the generic title [JavaScript Application] which sometimes makes it
difficult to know which site created them. A malicious page could
attempt to cause a prompt to appear in front of a trusted site in an
attempt to extract information such as passwords from the user. In the
fixed version these prompts will contain the hostname from the page
which created it (MFSA 2005-54; CAN-2005-2268).

Parts of the browser UI relied too much on DOM node names without
taking different namespaces into account and verifying that nodes
really were of the expected type. An XHTML document could be used to
create fake elements, for example, with content-defined
properties that the browser would access as if they were the trusted
built-in properties of the expected HTML elements. The severity of the
vulnerability would depend on what the attacker could convince the
victim to do, but could result in executing user-supplied script with
elevated "chrome" privileges. This could be used to install malicious
software on the victim's machine (MFSA 2005-55; CAN-2005-2269).

Improper cloning of base objects allowed web content scripts to walk up
the prototype chain to get to a privileged object. This could be used
to execute code with enhanced privileges (MFSA 2005-56; CAN-2005-2270).

The updated packages have been patched to address these issue.


New packages are available that fix some regression errors that
appeared in the Firefox 1.0.5 release that the patches were based on.

Updated Packages

Mandriva Linux LE2005

 3d0c909432d334210b62858fcd168b84  10.2/RPMS/libnspr4-1.0.2-8.1.102mdk.i586.rpm
26eceab87ec1917421268af235d79c53  10.2/RPMS/libnspr4-devel-1.0.2-8.1.102mdk.i586.rpm
8da370adf09aa25eee32c40ac6ce197d  10.2/RPMS/libnss3-1.0.2-8.1.102mdk.i586.rpm
19110ad997d3bd74d71e02d88815186f  10.2/RPMS/libnss3-devel-1.0.2-8.1.102mdk.i586.rpm
e65aec36dcbf19ae9512cc29257ff962  10.2/RPMS/mozilla-firefox-1.0.2-8.1.102mdk.i586.rpm
ce8b763c88114ed27e64b5d779b15397  10.2/RPMS/mozilla-firefox-devel-1.0.2-8.1.102mdk.i586.rpm
e8f1ab14ac8a6835b2436df6de495f91  10.2/SRPMS/mozilla-firefox-1.0.2-8.1.102mdk.src.rpm

Mandriva Linux LE2005/X86_64

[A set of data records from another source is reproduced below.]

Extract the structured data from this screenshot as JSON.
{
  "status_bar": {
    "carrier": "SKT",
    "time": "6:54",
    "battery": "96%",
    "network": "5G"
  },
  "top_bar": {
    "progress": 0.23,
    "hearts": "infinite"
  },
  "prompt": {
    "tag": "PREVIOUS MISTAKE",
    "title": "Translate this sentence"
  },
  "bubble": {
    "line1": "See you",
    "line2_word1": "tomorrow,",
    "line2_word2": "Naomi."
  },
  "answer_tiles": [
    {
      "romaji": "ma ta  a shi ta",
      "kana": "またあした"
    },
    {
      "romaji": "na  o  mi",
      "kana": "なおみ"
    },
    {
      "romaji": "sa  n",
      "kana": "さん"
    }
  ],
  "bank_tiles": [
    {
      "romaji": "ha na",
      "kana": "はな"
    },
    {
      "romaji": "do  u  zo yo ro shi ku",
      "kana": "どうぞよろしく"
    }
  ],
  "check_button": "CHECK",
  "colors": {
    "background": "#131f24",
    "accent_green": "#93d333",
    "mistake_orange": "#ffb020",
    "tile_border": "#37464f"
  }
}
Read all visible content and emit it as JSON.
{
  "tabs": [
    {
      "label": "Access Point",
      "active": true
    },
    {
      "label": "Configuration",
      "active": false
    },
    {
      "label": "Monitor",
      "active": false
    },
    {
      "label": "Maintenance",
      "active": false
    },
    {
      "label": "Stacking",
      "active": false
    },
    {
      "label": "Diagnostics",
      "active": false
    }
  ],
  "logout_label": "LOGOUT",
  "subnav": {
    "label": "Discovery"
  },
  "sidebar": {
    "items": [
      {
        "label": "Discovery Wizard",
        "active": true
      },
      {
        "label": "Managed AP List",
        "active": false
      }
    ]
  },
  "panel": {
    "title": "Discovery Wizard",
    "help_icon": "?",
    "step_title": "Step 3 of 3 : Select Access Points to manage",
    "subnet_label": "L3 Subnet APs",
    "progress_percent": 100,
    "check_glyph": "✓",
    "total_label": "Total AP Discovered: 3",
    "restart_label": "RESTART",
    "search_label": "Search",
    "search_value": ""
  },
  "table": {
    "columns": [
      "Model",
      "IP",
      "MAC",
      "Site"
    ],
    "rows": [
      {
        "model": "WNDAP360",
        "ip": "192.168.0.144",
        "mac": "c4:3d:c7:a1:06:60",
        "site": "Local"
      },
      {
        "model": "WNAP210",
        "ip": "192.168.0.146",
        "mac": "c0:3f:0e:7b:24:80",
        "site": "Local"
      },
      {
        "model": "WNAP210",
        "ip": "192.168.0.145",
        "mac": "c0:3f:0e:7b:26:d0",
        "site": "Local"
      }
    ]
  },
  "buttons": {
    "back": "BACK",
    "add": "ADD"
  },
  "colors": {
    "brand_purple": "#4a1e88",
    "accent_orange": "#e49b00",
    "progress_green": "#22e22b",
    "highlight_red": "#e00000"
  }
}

 bf2971e053939aef258b93202ba7daf0  x86_64/10.2/RPMS/lib64nspr4-1.0.2-8.1.102mdk.x86_64.rpm
959055c9a8ce7d40dfb2bad1a9334b20  x86_64/10.2/RPMS/lib64nspr4-devel-1.0.2-8.1.102mdk.x86_64.rpm
3d0c909432d334210b62858fcd168b84  x86_64/10.2/RPMS/libnspr4-1.0.2-8.1.102mdk.i586.rpm
26eceab87ec1917421268af235d79c53  x86_64/10.2/RPMS/libnspr4-devel-1.0.2-8.1.102mdk.i586.rpm
5ee4652302f285f9d2d98d34a1315935  x86_64/10.2/RPMS/lib64nss3-1.0.2-8.1.102mdk.x86_64.rpm
dec7310f3d726f19dc8540a6c0036f3e  x86_64/10.2/RPMS/lib64nss3-devel-1.0.2-8.1.102mdk.x86_64.rpm
8da370adf09aa25eee32c40ac6ce197d  x86_64/10.2/RPMS/libnss3-1.0.2-8.1.102mdk.i586.rpm
19110ad997d3bd74d71e02d88815186f  x86_64/10.2/RPMS/libnss3-devel-1.0.2-8.1.102mdk.i586.rpm
abcace081b81d082a61a215a077cc147  x86_64/10.2/RPMS/mozilla-firefox-1.0.2-8.1.102mdk.x86_64.rpm
ecdc99b4b1551f385b44ee5ab9f5efd8  x86_64/10.2/RPMS/mozilla-firefox-devel-1.0.2-8.1.102mdk.x86_64.rpm
e8f1ab14ac8a6835b2436df6de495f91  x86_64/10.2/SRPMS/mozilla-firefox-1.0.2-8.1.102mdk.src.rpm



To upgrade automatically, use MandrivaUpdate.


Please verify the update prior to upgrading to ensure the integrity of the downloaded package. You can do this with the command :

                rpm --checksig package.rpm

You can get the GPG public key of the Mandriva Security Team to verify the GPG signature of each RPM.

If you use MandrivaUpdate, the verification of md5 checksum and GPG signature is performed automatically for you.